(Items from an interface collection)
##########

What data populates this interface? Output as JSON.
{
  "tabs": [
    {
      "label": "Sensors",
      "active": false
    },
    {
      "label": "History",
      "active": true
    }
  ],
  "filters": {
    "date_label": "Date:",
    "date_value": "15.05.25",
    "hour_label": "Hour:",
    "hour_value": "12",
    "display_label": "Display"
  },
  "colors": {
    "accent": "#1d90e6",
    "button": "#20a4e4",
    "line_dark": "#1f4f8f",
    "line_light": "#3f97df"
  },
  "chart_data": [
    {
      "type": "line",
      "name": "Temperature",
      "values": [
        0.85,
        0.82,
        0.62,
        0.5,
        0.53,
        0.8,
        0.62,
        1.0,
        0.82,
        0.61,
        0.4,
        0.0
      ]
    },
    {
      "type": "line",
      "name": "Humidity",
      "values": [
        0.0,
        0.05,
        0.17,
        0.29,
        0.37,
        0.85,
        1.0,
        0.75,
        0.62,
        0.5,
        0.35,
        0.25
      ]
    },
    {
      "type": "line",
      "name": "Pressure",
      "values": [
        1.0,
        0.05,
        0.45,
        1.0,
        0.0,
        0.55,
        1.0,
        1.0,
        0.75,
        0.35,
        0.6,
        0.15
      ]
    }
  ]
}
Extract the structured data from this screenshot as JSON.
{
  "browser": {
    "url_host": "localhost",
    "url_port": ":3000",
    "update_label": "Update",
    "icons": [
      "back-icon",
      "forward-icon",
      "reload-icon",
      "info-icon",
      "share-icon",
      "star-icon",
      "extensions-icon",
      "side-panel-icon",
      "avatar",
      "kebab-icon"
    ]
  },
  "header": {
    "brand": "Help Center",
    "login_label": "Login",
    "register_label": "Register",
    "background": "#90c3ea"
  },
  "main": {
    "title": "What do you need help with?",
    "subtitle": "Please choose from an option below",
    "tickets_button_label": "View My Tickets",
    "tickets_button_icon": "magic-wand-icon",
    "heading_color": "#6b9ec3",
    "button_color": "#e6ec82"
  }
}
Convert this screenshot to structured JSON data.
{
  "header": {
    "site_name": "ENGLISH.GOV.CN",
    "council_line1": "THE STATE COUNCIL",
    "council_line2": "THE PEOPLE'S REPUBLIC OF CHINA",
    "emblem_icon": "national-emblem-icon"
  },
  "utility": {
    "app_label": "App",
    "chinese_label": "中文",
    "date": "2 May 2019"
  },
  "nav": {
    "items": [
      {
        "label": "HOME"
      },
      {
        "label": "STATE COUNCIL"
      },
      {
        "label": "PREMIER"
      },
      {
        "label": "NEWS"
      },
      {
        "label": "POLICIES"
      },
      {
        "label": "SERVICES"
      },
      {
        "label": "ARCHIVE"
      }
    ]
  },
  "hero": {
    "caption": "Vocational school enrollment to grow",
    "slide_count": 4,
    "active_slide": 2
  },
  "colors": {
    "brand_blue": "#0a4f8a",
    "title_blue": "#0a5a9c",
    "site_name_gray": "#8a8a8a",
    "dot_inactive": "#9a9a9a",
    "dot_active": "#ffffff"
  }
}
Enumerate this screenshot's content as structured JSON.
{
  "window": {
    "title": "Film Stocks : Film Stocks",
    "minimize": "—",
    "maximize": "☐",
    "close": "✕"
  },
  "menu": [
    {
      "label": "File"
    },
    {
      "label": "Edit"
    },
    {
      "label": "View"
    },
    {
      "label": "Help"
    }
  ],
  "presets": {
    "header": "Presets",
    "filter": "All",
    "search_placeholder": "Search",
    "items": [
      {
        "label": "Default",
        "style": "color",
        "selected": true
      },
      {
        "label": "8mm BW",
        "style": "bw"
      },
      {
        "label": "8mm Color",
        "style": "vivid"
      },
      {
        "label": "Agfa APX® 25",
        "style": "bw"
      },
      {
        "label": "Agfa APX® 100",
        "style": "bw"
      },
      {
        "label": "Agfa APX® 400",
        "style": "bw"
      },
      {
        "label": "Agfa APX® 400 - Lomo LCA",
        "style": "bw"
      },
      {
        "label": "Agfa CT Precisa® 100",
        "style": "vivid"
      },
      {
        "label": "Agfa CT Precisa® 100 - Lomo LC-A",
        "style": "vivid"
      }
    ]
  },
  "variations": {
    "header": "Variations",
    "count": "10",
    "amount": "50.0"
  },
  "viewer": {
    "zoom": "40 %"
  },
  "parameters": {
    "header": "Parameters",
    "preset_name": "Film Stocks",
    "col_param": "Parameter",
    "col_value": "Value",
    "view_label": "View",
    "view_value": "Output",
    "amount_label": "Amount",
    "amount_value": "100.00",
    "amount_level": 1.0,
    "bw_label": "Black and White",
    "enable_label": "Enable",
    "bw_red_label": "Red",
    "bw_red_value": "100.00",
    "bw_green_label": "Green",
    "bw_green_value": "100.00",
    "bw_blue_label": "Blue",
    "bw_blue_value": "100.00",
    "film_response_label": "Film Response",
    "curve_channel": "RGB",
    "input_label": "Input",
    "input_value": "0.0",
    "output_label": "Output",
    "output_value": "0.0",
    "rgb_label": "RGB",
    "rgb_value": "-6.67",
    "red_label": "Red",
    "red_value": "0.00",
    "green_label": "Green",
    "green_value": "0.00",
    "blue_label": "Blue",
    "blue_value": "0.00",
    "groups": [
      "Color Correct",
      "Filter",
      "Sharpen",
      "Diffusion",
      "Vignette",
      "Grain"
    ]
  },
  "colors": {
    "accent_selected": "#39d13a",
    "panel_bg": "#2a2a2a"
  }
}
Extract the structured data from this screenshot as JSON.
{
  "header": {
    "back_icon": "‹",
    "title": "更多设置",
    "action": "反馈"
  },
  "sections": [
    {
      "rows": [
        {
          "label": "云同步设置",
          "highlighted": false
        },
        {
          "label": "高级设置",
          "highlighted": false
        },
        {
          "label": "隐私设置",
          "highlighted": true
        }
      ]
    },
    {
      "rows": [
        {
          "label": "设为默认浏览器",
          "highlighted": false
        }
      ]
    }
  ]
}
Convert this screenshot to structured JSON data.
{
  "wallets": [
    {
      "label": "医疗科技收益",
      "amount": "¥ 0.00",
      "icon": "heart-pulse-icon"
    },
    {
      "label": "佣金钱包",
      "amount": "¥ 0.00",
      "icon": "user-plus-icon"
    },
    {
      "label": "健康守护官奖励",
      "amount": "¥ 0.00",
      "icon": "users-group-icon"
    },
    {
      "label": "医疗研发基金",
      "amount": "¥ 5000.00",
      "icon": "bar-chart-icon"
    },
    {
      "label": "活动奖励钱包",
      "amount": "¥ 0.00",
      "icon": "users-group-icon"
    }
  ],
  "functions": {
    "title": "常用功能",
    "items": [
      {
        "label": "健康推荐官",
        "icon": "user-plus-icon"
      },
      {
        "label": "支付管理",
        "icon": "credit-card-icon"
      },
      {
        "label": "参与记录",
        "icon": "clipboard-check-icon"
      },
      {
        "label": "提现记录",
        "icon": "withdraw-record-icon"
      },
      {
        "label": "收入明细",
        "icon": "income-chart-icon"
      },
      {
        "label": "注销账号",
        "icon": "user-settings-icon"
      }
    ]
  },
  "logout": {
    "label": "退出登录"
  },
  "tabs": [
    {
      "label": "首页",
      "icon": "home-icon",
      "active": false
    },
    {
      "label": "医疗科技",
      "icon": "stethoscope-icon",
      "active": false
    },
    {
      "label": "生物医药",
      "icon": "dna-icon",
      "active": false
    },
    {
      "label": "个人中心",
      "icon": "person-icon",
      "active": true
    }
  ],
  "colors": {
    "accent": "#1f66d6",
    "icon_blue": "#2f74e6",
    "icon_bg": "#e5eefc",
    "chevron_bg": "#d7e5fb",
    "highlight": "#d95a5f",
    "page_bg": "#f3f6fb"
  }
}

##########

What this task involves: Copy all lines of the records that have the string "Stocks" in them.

Exercise result:
    "title": "Film Stocks : Film Stocks",
    "preset_name": "Film Stocks",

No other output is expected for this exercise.